“Others are wondering how a game like this gets approved for Western release,” Fahey continues. “According to publisher PCube, it was surprisingly easy. They expected a fight, and it just breezed right through. Having enjoyed that success, the publisher is also bringing Valkyrie Drive, the game about girls making out to turn each other into weapons, to the West later this year. Apparently all they had to do was ask.”

Gal Gun received an R18+ classification from the Australian Classification Board, which cites strong impact themes, high impact sex and mild impact violence.

Senran Kagura Estival Versus is quite similar, featuring sexy girl heroines and a revealing costume destruction system.

Google’s caching feature shows that both titles were still available on EB Games’ website yesterday as late at 5.00 pm AEST. The pages are now listed as “page not available”.

A tweet from PCube’s Geraint Evans, Head of Marketing at the publisher, seems to suggest the pull was intentional.

We’ve gone to EB Games Australia for comment around the circumstances of the removal, and to clarify that the games have also been removed from retail stores.

Senran Kagura Estival Versus is already available on PS4 and PS Vita, and Gal Gun: Double Peace will be released on 1 August for the same systems. The games are still available digitally.

Update: EB Games has responded in regards to this issue.

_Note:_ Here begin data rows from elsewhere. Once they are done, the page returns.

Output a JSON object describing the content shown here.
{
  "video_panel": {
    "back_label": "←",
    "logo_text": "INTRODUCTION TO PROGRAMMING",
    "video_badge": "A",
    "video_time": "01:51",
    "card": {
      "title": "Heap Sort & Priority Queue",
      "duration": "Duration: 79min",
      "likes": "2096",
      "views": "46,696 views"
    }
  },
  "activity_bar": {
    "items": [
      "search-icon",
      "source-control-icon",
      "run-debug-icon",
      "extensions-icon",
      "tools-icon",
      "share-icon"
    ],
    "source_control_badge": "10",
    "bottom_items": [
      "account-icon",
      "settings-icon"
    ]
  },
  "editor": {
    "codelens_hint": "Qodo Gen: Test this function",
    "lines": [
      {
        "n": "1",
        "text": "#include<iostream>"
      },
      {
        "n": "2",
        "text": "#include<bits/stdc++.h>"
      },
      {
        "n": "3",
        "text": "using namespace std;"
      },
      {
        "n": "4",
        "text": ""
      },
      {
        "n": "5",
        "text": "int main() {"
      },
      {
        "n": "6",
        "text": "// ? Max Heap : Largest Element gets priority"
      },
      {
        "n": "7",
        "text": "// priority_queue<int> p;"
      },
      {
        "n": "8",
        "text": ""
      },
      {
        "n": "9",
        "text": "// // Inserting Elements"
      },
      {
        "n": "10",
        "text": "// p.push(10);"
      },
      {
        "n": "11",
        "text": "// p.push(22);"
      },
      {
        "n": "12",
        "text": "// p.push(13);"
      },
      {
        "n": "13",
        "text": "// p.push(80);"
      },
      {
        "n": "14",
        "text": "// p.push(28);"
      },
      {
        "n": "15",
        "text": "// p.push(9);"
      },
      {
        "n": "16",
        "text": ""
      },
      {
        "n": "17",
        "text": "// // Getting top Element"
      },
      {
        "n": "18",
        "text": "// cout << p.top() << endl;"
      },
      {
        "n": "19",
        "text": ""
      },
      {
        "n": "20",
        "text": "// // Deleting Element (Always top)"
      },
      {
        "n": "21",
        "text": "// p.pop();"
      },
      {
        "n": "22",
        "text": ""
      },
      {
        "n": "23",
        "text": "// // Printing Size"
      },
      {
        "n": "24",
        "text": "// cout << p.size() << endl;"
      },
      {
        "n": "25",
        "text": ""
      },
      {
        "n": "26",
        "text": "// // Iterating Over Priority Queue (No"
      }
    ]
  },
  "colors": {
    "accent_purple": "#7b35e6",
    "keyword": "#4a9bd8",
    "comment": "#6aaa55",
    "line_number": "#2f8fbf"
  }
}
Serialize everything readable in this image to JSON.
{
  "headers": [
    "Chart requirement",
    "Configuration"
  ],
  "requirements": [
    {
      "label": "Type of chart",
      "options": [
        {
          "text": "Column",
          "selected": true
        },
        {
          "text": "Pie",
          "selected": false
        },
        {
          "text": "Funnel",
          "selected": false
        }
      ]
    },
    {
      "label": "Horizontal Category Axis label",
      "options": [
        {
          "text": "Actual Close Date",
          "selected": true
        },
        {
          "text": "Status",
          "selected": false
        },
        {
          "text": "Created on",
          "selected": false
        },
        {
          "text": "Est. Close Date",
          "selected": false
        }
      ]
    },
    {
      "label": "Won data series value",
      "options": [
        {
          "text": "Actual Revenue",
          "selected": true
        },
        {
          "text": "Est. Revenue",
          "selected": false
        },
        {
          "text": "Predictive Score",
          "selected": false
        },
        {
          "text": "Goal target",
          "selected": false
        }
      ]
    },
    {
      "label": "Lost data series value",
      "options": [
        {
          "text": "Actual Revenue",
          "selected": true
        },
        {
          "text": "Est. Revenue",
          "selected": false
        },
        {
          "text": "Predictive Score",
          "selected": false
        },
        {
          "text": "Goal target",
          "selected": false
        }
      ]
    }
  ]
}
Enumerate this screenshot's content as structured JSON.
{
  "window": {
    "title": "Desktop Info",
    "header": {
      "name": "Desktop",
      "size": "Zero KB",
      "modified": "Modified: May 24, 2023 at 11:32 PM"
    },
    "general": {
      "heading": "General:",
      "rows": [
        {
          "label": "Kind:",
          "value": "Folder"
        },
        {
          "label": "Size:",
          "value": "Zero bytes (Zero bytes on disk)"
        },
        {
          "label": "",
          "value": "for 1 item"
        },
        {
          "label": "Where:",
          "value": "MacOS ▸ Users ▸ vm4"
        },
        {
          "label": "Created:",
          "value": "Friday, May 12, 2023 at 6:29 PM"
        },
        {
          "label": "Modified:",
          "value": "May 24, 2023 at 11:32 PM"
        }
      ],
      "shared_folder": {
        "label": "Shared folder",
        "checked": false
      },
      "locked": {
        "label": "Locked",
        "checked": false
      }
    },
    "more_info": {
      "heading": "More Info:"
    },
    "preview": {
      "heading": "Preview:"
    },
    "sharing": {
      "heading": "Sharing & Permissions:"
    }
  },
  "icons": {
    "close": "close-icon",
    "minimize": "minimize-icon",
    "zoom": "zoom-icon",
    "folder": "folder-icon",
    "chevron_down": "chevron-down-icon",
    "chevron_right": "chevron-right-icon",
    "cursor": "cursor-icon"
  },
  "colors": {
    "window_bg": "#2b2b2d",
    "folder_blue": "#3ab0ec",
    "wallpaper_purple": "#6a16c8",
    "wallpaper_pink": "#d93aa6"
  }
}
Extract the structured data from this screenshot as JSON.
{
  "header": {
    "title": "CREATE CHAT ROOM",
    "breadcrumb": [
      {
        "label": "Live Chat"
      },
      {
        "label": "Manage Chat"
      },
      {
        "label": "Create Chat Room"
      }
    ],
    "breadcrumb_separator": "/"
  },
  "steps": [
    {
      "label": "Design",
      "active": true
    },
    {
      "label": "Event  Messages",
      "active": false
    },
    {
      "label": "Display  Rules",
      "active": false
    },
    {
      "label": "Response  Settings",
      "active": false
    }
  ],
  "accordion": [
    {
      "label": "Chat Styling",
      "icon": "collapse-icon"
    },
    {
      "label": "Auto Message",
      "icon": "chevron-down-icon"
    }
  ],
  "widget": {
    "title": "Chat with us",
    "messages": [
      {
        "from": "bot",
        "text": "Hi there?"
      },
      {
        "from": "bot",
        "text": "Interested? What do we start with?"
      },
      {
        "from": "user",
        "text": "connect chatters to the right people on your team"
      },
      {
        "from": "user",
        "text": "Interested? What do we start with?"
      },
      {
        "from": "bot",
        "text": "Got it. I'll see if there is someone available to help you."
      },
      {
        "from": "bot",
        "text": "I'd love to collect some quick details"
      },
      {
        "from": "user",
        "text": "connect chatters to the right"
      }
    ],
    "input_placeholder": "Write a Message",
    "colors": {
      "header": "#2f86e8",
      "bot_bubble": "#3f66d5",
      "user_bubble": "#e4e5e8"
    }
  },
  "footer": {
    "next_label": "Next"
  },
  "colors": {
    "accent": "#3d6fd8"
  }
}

“Australians who are 18 years or older have the right to make their own choices about what video games they play,” an EB representative told Stevivor via statement.

“We assess our product range on a regular basis using a number of key business factors, including sales rates. In this instance we have made the decision to no longer stock these products.

“The extremely small number of customers who have an existing preorder are still able to collect their copy of these titles.”

The representative also confirmed that the games will not be available in retail stores, apart from the pre-orders mentioned above.

Thanks, Jonathan!